Across all the entries, how many lines hold "Arrivée"? Answer with that number and nothing else.

Start of Supplied data

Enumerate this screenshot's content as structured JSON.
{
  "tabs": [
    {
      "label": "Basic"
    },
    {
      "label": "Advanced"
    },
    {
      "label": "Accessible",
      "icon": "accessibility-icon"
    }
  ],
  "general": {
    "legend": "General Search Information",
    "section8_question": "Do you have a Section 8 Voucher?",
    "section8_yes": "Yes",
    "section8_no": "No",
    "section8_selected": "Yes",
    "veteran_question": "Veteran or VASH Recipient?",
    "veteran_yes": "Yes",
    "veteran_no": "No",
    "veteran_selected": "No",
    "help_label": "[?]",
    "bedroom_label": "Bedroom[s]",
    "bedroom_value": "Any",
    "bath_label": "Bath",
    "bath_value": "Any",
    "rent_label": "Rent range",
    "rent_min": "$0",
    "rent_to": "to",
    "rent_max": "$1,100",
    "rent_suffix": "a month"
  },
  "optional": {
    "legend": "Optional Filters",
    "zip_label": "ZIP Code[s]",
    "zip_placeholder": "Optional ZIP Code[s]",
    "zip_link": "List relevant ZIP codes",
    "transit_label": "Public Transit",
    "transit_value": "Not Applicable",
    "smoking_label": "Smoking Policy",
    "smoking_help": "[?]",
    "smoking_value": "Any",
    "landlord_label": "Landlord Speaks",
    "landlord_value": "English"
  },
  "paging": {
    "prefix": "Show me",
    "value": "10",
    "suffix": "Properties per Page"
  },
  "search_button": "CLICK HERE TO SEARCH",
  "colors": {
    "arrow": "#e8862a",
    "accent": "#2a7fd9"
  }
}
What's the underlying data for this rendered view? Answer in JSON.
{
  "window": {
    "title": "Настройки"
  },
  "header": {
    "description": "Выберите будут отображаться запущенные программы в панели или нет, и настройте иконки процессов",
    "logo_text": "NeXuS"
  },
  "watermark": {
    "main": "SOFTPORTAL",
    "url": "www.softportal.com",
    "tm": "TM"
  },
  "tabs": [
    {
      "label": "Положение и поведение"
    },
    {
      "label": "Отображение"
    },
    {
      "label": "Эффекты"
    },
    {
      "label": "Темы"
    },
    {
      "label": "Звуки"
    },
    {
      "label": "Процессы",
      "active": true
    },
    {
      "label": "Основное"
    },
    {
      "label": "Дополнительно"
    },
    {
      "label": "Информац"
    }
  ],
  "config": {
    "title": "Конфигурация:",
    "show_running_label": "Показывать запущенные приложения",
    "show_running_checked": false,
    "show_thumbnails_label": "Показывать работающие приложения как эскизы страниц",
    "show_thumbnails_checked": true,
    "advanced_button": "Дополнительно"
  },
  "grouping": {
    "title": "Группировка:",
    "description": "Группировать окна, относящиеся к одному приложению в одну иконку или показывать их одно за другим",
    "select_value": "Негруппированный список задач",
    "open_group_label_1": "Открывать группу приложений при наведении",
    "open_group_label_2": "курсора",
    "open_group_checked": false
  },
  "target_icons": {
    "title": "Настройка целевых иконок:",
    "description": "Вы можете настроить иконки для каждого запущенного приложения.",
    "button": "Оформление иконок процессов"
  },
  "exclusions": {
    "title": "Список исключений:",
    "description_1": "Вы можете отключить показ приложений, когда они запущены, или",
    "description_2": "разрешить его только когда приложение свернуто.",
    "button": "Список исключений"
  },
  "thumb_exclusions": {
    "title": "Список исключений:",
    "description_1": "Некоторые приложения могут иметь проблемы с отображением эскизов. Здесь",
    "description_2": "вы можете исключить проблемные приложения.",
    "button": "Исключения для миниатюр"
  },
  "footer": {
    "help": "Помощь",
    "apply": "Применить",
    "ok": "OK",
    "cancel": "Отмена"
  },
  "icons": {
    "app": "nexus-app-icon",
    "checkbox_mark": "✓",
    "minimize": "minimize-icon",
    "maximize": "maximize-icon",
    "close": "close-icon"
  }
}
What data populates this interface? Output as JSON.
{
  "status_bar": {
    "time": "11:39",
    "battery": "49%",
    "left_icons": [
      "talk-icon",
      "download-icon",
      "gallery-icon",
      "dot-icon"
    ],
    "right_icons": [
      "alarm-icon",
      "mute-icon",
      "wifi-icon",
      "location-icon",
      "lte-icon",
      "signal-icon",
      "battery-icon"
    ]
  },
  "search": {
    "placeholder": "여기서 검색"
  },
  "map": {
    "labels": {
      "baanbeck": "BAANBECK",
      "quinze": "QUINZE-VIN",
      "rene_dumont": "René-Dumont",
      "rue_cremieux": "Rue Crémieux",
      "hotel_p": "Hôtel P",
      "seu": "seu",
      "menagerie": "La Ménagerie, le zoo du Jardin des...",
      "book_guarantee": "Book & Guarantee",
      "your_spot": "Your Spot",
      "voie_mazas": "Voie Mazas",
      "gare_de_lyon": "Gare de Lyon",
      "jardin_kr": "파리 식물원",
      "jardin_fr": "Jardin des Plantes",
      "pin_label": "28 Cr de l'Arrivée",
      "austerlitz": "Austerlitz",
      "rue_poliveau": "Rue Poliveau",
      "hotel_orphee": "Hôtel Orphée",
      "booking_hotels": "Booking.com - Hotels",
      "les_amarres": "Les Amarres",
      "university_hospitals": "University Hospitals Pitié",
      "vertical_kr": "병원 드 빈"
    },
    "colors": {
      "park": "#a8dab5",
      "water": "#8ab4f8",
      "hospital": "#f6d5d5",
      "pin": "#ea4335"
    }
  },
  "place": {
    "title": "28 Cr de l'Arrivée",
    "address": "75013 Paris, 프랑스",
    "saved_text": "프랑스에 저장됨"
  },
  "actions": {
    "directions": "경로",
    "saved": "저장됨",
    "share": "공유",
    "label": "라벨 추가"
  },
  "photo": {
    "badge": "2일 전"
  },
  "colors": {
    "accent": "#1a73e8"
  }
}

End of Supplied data

Solution: 2